Interface dataset entries:
· · ·

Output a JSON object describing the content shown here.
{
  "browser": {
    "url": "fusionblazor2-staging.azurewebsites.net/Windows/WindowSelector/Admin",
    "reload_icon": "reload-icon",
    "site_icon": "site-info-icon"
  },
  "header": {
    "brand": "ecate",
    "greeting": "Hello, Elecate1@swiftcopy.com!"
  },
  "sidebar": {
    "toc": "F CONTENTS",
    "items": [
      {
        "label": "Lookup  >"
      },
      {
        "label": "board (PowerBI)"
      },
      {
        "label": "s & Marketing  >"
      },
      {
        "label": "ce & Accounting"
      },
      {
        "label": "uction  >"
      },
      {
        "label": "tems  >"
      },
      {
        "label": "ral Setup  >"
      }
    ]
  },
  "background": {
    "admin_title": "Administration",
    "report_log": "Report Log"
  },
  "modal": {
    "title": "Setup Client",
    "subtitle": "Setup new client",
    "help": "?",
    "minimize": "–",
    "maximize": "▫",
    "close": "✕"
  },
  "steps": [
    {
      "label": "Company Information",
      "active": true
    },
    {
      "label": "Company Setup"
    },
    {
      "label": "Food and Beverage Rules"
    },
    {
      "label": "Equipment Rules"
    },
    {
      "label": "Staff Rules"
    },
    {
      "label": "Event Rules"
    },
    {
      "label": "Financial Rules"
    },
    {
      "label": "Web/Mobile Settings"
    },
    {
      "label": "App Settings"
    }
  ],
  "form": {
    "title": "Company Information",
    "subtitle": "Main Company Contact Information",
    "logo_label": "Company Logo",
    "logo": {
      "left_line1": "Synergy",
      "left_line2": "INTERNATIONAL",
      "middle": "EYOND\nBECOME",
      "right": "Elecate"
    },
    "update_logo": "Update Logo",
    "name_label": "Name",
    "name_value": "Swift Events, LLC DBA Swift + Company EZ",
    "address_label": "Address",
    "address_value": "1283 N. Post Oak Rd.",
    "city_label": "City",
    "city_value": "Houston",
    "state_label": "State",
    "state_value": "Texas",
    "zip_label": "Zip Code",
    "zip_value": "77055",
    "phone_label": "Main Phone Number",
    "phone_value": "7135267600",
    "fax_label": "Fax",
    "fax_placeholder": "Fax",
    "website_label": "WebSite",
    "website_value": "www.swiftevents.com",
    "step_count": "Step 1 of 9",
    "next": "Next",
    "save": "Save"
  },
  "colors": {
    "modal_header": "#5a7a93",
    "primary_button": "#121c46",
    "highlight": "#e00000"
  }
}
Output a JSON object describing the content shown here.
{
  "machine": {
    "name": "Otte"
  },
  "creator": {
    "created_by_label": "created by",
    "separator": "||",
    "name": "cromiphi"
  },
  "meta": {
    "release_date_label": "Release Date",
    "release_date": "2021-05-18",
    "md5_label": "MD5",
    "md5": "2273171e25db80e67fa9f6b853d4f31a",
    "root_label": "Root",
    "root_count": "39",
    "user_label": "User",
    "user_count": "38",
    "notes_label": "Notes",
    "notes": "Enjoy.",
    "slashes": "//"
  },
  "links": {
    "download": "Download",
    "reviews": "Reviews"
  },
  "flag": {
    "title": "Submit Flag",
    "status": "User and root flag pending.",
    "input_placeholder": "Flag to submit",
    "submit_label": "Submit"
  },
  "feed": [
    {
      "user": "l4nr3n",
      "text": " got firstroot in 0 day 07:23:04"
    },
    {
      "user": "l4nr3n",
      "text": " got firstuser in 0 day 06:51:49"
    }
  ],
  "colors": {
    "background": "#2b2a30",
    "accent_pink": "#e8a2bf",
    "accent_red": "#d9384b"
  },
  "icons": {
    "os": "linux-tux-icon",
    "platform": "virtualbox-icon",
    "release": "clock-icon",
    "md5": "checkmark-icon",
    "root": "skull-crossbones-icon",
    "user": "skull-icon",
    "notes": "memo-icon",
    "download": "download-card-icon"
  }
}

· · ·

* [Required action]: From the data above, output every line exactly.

* [Written response]:
Output a JSON object describing the content shown here.
{
  "browser": {
    "url": "fusionblazor2-staging.azurewebsites.net/Windows/WindowSelector/Admin",
    "reload_icon": "reload-icon",
    "site_icon": "site-info-icon"
  },
  "header": {
    "brand": "ecate",
    "greeting": "Hello, Elecate1@swiftcopy.com!"
  },
  "sidebar": {
    "toc": "F CONTENTS",
    "items": [
      {
        "label": "Lookup  >"
      },
      {
        "label": "board (PowerBI)"
      },
      {
        "label": "s & Marketing  >"
      },
      {
        "label": "ce & Accounting"
      },
      {
        "label": "uction  >"
      },
      {
        "label": "tems  >"
      },
      {
        "label": "ral Setup  >"
      }
    ]
  },
  "background": {
    "admin_title": "Administration",
    "report_log": "Report Log"
  },
  "modal": {
    "title": "Setup Client",
    "subtitle": "Setup new client",
    "help": "?",
    "minimize": "–",
    "maximize": "▫",
    "close": "✕"
  },
  "steps": [
    {
      "label": "Company Information",
      "active": true
    },
    {
      "label": "Company Setup"
    },
    {
      "label": "Food and Beverage Rules"
    },
    {
      "label": "Equipment Rules"
    },
    {
      "label": "Staff Rules"
    },
    {
      "label": "Event Rules"
    },
    {
      "label": "Financial Rules"
    },
    {
      "label": "Web/Mobile Settings"
    },
    {
      "label": "App Settings"
    }
  ],
  "form": {
    "title": "Company Information",
    "subtitle": "Main Company Contact Information",
    "logo_label": "Company Logo",
    "logo": {
      "left_line1": "Synergy",
      "left_line2": "INTERNATIONAL",
      "middle": "EYOND\nBECOME",
      "right": "Elecate"
    },
    "update_logo": "Update Logo",
    "name_label": "Name",
    "name_value": "Swift Events, LLC DBA Swift + Company EZ",
    "address_label": "Address",
    "address_value": "1283 N. Post Oak Rd.",
    "city_label": "City",
    "city_value": "Houston",
    "state_label": "State",
    "state_value": "Texas",
    "zip_label": "Zip Code",
    "zip_value": "77055",
    "phone_label": "Main Phone Number",
    "phone_value": "7135267600",
    "fax_label": "Fax",
    "fax_placeholder": "Fax",
    "website_label": "WebSite",
    "website_value": "www.swiftevents.com",
    "step_count": "Step 1 of 9",
    "next": "Next",
    "save": "Save"
  },
  "colors": {
    "modal_header": "#5a7a93",
    "primary_button": "#121c46",
    "highlight": "#e00000"
  }
}
Output a JSON object describing the content shown here.
{
  "machine": {
    "name": "Otte"
  },
  "creator": {
    "created_by_label": "created by",
    "separator": "||",
    "name": "cromiphi"
  },
  "meta": {
    "release_date_label": "Release Date",
    "release_date": "2021-05-18",
    "md5_label": "MD5",
    "md5": "2273171e25db80e67fa9f6b853d4f31a",
    "root_label": "Root",
    "root_count": "39",
    "user_label": "User",
    "user_count": "38",
    "notes_label": "Notes",
    "notes": "Enjoy.",
    "slashes": "//"
  },
  "links": {
    "download": "Download",
    "reviews": "Reviews"
  },
  "flag": {
    "title": "Submit Flag",
    "status": "User and root flag pending.",
    "input_placeholder": "Flag to submit",
    "submit_label": "Submit"
  },
  "feed": [
    {
      "user": "l4nr3n",
      "text": " got firstroot in 0 day 07:23:04"
    },
    {
      "user": "l4nr3n",
      "text": " got firstuser in 0 day 06:51:49"
    }
  ],
  "colors": {
    "background": "#2b2a30",
    "accent_pink": "#e8a2bf",
    "accent_red": "#d9384b"
  },
  "icons": {
    "os": "linux-tux-icon",
    "platform": "virtualbox-icon",
    "release": "clock-icon",
    "md5": "checkmark-icon",
    "root": "skull-crossbones-icon",
    "user": "skull-icon",
    "notes": "memo-icon",
    "download": "download-card-icon"
  }
}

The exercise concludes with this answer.